While we don’t know exactly what happened to Simon of Cyrene, Church tradition says that he and his children became followers of Christ. They took a moment of chance encounter with Jesus and, with eyes of faith, decided to find out more and meet this risen Christ. Some link Simon and his sons with the “men of Cyrene” who preached the Gospel to Greeks in Acts 11:20.
I love the story of Simon of Cyrene because it is a story of chance encounter and faith, that we can all relate to on different levels. Maybe, like Simon, you’ve found yourself forced into a situation that you didn’t really want to be in. That you’ve had some “cross” imposed on you, through no fault of your own, that’s ruined your plan for how things should have been.
Maybe, like Simon, you’ve had a moment of grace in your life that you can’t seem to forget about – a moment in your life that transcends the everyday and brings you comfort and reassurance of a higher power – something beyond yourself. But when you hear the stories about Jesus, you think they sound a bit crazy or far-fetched, and it’s all too hard to believe. It’s easier to just forget about those moments of grace and go back to the usual routines of life.
At Easter, we remember that Jesus suffered and died and he also did something that seems so crazy and hard to believe. He overcame death and invites us to a new life with him that goes on forever. If you are suffering now, know that Jesus himself carried a cross, even though he didn’t deserve it, and he went through the greatest suffering so that we can have true freedom and eternal life. Jesus is with you right now in this suffering, helping you with your cross. Search for him. Call out his name and ask for his help.
If you are doubting, if you think all the stories sound a bit crazy, our Christian faith tells us this is ok too. The story of Thomas the apostle who had to put his hand into the resurrected Jesus’ wound before he would believe shows us that blind faith can be hard even for those closest for him, that it’s ok to ask questions and seek truth. Seek the counsel of priests and theologians. Ask questions, seek out good websites that can answer your questions. Pray.
Whatever your story, wherever you come from, this Easter, be like Simon of Cyrene. Don’t head home from the long weekend, going back to your usual routines, perhaps a bit grumpy that things are not the way you want. Jesus is truly alive! He wants to meet you!

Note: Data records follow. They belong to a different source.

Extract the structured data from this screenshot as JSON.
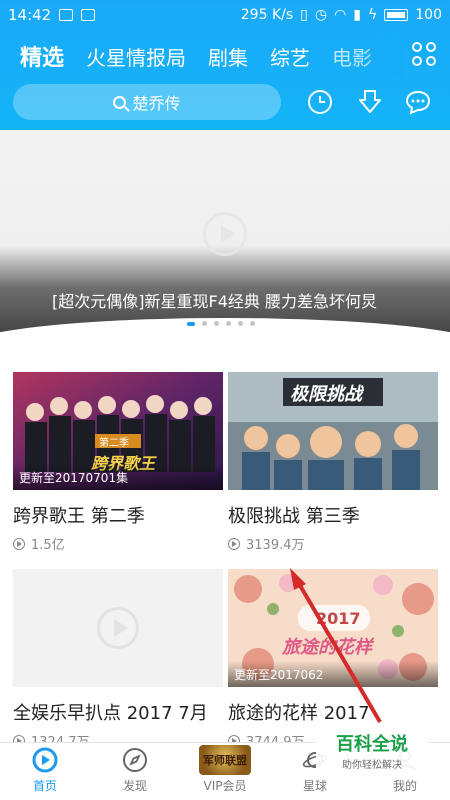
{
  "status_bar": {
    "time": "14:42",
    "speed": "295 K/s",
    "battery": "100"
  },
  "tabs": [
    {
      "label": "精选"
    },
    {
      "label": "火星情报局"
    },
    {
      "label": "剧集"
    },
    {
      "label": "综艺"
    },
    {
      "label": "电影"
    }
  ],
  "search": {
    "placeholder": "楚乔传"
  },
  "banner": {
    "caption": "[超次元偶像]新星重现F4经典 腰力差急坏何炅",
    "slide_count": 6,
    "active_slide": 1
  },
  "cards": [
    {
      "title": "跨界歌王 第二季",
      "plays": "1.5亿",
      "update": "更新至20170701集",
      "poster_text": "跨界歌王",
      "poster_badge": "第二季"
    },
    {
      "title": "极限挑战 第三季",
      "plays": "3139.4万",
      "update": "",
      "poster_text": "极限挑战"
    },
    {
      "title": "全娱乐早扒点 2017 7月",
      "plays": "1324.7万",
      "update": ""
    },
    {
      "title": "旅途的花样 2017",
      "plays": "3744.9万",
      "update": "更新至2017062",
      "poster_text": "旅途的花样",
      "poster_badge": "2017"
    }
  ],
  "bottom_nav": [
    {
      "label": "首页"
    },
    {
      "label": "发现"
    },
    {
      "label": "VIP会员",
      "badge": "军师联盟"
    },
    {
      "label": "星球"
    },
    {
      "label": "我的"
    }
  ],
  "watermark": {
    "title": "百科全说",
    "subtitle": "助你轻松解决"
  },
  "colors": {
    "brand_blue": "#1aa9f8",
    "active_nav": "#1a9bf0"
  }
}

Kirrily McDermott is an Employment Relations Specialist at CCER.